=== Begin Enclosure ===

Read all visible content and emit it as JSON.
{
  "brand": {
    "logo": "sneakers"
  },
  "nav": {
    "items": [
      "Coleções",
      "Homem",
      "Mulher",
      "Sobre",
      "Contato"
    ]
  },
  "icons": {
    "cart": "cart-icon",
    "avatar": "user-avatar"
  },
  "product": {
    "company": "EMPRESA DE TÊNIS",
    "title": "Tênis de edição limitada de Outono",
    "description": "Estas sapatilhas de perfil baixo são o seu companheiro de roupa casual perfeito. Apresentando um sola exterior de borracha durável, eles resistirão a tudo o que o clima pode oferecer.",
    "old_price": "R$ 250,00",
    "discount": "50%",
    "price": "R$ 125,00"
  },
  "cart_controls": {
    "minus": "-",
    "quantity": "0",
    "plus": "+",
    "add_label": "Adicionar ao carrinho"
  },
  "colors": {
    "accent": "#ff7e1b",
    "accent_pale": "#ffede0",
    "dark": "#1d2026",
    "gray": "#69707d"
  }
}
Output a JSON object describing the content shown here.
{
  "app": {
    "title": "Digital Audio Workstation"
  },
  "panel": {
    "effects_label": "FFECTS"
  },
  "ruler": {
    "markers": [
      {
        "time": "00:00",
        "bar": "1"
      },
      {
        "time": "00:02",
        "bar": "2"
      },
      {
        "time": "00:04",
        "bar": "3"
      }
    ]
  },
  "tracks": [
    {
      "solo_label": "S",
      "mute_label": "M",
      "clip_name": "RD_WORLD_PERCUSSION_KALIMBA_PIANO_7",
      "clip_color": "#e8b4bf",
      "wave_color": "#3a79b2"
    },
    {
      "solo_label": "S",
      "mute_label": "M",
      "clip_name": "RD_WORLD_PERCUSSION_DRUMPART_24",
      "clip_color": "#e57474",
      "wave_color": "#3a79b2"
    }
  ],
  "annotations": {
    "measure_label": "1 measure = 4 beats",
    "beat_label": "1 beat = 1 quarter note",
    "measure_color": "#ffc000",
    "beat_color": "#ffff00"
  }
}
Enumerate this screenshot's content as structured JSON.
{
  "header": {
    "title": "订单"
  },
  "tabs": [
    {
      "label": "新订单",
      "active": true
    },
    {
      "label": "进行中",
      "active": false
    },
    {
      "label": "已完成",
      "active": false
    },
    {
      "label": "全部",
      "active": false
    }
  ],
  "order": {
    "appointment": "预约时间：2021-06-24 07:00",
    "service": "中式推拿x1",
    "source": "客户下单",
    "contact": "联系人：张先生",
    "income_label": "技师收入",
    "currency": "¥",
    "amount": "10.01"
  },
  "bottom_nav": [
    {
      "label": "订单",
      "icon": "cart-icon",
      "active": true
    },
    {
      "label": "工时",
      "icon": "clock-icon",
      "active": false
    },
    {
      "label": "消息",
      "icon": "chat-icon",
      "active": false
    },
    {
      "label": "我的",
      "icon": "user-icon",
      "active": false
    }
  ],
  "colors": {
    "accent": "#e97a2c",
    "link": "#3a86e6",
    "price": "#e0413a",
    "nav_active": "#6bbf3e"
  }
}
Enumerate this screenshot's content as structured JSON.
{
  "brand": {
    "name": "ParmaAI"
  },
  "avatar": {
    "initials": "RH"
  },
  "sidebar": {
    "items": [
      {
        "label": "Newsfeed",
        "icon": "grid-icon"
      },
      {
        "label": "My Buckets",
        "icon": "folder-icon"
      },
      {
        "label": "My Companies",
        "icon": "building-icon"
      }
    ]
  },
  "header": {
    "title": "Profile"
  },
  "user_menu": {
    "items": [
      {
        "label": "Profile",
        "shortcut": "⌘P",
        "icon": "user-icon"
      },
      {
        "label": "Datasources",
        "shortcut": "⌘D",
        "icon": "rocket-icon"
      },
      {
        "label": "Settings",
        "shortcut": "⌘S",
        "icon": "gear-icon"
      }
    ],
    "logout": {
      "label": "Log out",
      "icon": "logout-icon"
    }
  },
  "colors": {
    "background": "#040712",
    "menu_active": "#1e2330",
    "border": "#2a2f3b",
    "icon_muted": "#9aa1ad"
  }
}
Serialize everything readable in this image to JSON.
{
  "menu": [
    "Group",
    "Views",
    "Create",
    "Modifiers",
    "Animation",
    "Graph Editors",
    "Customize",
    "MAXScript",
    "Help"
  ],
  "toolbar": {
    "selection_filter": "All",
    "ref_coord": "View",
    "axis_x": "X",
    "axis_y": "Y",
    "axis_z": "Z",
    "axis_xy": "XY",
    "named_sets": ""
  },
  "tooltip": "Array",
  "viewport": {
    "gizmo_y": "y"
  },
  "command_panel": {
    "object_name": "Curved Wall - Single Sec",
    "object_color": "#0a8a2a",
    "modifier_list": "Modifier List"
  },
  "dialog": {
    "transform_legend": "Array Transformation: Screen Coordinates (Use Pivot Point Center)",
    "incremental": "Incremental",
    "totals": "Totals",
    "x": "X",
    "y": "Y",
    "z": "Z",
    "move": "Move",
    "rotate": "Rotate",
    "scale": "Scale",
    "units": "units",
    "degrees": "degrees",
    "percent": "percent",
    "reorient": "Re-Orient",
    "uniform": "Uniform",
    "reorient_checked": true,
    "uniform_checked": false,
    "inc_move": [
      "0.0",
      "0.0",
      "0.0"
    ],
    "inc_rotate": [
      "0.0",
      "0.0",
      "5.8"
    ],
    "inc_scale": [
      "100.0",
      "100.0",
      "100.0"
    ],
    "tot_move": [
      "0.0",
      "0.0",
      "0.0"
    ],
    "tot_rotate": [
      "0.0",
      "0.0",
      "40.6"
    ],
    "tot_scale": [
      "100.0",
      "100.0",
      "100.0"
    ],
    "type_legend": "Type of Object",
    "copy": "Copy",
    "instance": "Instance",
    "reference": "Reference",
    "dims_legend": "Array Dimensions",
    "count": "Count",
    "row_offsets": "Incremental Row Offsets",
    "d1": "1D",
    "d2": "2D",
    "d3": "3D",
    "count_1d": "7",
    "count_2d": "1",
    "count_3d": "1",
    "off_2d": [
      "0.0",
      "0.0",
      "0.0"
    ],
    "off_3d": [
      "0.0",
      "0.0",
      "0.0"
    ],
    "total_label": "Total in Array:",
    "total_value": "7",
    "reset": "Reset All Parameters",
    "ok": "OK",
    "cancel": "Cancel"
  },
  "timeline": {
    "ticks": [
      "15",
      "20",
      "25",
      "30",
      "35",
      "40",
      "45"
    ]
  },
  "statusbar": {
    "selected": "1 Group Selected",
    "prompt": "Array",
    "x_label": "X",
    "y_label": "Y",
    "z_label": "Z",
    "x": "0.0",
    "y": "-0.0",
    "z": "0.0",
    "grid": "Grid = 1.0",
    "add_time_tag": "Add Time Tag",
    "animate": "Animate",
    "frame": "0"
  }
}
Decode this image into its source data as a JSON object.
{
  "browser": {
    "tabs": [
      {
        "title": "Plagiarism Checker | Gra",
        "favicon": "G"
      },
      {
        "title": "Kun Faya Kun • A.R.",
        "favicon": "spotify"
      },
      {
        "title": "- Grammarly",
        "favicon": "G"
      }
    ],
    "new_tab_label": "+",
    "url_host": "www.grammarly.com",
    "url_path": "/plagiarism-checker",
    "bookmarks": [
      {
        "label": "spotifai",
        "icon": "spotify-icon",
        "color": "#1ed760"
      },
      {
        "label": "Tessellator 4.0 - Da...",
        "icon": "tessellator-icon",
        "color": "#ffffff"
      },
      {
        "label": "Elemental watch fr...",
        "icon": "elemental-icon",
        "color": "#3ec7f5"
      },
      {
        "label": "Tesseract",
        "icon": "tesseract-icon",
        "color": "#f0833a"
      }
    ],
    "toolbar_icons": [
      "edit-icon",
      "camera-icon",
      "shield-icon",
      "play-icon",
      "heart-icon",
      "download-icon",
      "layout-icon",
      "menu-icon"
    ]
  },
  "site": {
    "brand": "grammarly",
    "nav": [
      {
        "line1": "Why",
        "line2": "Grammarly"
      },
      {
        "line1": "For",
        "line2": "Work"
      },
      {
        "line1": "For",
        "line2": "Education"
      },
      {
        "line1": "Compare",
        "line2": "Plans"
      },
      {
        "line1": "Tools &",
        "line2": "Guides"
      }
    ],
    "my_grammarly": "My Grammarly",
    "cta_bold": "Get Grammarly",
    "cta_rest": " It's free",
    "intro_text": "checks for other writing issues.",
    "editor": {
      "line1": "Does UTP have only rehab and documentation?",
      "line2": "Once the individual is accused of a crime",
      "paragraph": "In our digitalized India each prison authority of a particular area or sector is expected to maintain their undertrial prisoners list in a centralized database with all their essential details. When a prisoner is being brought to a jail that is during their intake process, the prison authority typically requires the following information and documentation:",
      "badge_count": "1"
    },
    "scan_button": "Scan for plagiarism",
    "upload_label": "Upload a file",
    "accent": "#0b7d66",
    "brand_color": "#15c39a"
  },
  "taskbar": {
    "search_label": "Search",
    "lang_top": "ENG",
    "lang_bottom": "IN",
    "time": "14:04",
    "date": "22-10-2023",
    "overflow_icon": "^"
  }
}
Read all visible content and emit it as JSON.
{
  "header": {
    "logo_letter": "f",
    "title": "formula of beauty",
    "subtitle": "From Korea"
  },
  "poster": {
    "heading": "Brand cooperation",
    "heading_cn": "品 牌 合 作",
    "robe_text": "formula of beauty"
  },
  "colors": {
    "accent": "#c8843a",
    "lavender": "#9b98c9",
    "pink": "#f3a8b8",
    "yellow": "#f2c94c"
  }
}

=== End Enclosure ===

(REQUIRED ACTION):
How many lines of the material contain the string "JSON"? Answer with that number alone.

(SOLUTION):
7